§ Assigned task
Your answer must be the records below, printed exactly.

━━━━━ Records for this exercise

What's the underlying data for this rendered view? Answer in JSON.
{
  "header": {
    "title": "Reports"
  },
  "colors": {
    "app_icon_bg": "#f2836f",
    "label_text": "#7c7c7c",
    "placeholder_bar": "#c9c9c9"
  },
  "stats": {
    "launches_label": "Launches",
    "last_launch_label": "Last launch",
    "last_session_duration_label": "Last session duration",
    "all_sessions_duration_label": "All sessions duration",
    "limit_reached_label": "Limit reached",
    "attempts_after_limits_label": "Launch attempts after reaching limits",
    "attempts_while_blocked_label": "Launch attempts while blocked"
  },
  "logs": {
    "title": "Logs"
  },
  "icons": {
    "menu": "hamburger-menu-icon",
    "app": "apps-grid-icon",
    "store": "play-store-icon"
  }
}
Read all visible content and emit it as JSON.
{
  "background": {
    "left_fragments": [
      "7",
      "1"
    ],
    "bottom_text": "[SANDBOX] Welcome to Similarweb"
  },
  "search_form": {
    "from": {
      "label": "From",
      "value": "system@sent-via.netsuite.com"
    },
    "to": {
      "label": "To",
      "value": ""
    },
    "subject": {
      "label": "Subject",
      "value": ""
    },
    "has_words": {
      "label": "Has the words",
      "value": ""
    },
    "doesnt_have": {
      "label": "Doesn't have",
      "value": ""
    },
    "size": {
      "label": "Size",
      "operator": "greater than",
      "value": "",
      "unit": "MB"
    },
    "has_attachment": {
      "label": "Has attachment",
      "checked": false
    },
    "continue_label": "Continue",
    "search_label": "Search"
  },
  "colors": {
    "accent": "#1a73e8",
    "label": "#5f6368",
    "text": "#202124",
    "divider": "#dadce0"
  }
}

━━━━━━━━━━

§ Exercise result
What's the underlying data for this rendered view? Answer in JSON.
{
  "header": {
    "title": "Reports"
  },
  "colors": {
    "app_icon_bg": "#f2836f",
    "label_text": "#7c7c7c",
    "placeholder_bar": "#c9c9c9"
  },
  "stats": {
    "launches_label": "Launches",
    "last_launch_label": "Last launch",
    "last_session_duration_label": "Last session duration",
    "all_sessions_duration_label": "All sessions duration",
    "limit_reached_label": "Limit reached",
    "attempts_after_limits_label": "Launch attempts after reaching limits",
    "attempts_while_blocked_label": "Launch attempts while blocked"
  },
  "logs": {
    "title": "Logs"
  },
  "icons": {
    "menu": "hamburger-menu-icon",
    "app": "apps-grid-icon",
    "store": "play-store-icon"
  }
}
Read all visible content and emit it as JSON.
{
  "background": {
    "left_fragments": [
      "7",
      "1"
    ],
    "bottom_text": "[SANDBOX] Welcome to Similarweb"
  },
  "search_form": {
    "from": {
      "label": "From",
      "value": "system@sent-via.netsuite.com"
    },
    "to": {
      "label": "To",
      "value": ""
    },
    "subject": {
      "label": "Subject",
      "value": ""
    },
    "has_words": {
      "label": "Has the words",
      "value": ""
    },
    "doesnt_have": {
      "label": "Doesn't have",
      "value": ""
    },
    "size": {
      "label": "Size",
      "operator": "greater than",
      "value": "",
      "unit": "MB"
    },
    "has_attachment": {
      "label": "Has attachment",
      "checked": false
    },
    "continue_label": "Continue",
    "search_label": "Search"
  },
  "colors": {
    "accent": "#1a73e8",
    "label": "#5f6368",
    "text": "#202124",
    "divider": "#dadce0"
  }
}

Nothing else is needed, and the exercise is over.